Shut up and listen to what they say. Really listen.
Don’t editorialize, don’t correct, don’t try to help, don’t try to demonstrate how smart you are. Just listen. If you do this sincerely and properly, most people will tell you exactly what they need. More important, they’ll tell you what they want.
Your work, then, becomes figuring out how to use what you know and what you can do to help them become who they want to be. Thanks to the Coronavirus Crisis, that’s now your job. That’s the work you have to do.
Once again, someone has said it much more eloquently than I could. A stanza in country singer Jason Isbell’s song Something More Than Free goes like this:
“I don’t think on why I’m here or where it hurts,
I’m just lucky to have the work.
Sunday morning I’m too tired to go to church.
But I thank God for the work, I thank God for the work.”
Bruce. Definitely one of your best.
Once again, your wisdom is so refreshing.
The continued stream of uninvited emails that I am receiving, from folks that I have never heard of, offering their assistance,( which is really an excuse to sell me something), is incredibly annoying.
Thank you Bruce for your terrific words, articles and inspirations. I would like to share one of mine. These words were given to me from a women I had known for many years. She suffered many loses in her life. When I asked her how she managed to always be smiling even though life had been very tough for her. Her answer : I am not where I want to be, but I am grateful for where I am. Last year I read something that you wrote, it was very powerful. I did not remember that I had read it in one of your blogs, I didn’t remember how it got into my head. I repeated it to some people that really needed to hear those words. It made a difference in their lives. “Make your scar your star” Thank you.
Excellent! Right on point. Thank you.
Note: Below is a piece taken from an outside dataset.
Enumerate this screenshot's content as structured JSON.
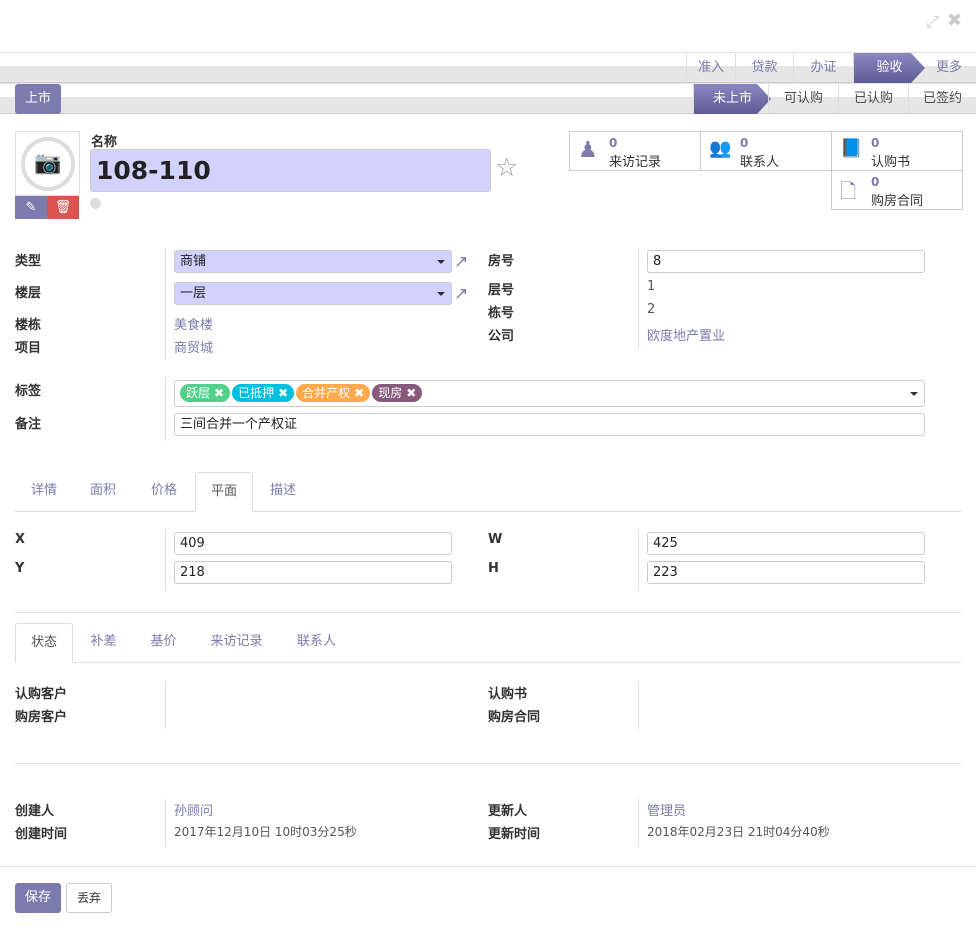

What I particularly love about your blogs for the past few weeks is that they are right on point yet so comfortable. You give us great insight without being preachy. The message is accessible and valuable. And I absolutely love the idea that we are in the same storm but different boats. That could be said for all of life, right? We’re all here on the planet but taking different paths. It is our responsibility to understand the paths of others. Thanks, buddy.
This was perfectly said and much appreciated at a time like this.
We all get affected differently by the storm and for some it might regress progress and for others it might pull them into a different shore out of necessity.
This is my favorite post I’ve read all quarantine. Beautifully said. Also – Thank You for practicing what you preach! Your phone call the other day, out of the blue, helped me shift a few things I hadn’t thought about or seen – and I’ve even changed some things on the web site, and working on more of what we discussed. You’re a good man, and I appreciate you and this post.
Did you say you have a new book coming out? I learned a lot from _All About Them._ Can’t wait to see the new one. Can you give us any inside intel on the topic?
This is the most profound thing I have read about how we “all” are doing once the COVID-19 crisis began. We are in the same storm but not in the same boat. BOOM. Thank. you for sharing this concept and also sharing from YOUR life in illustrating it. I will be forwarding this to my family and posting on my FB page!
This is such a great piece on communications and how we can all do it better,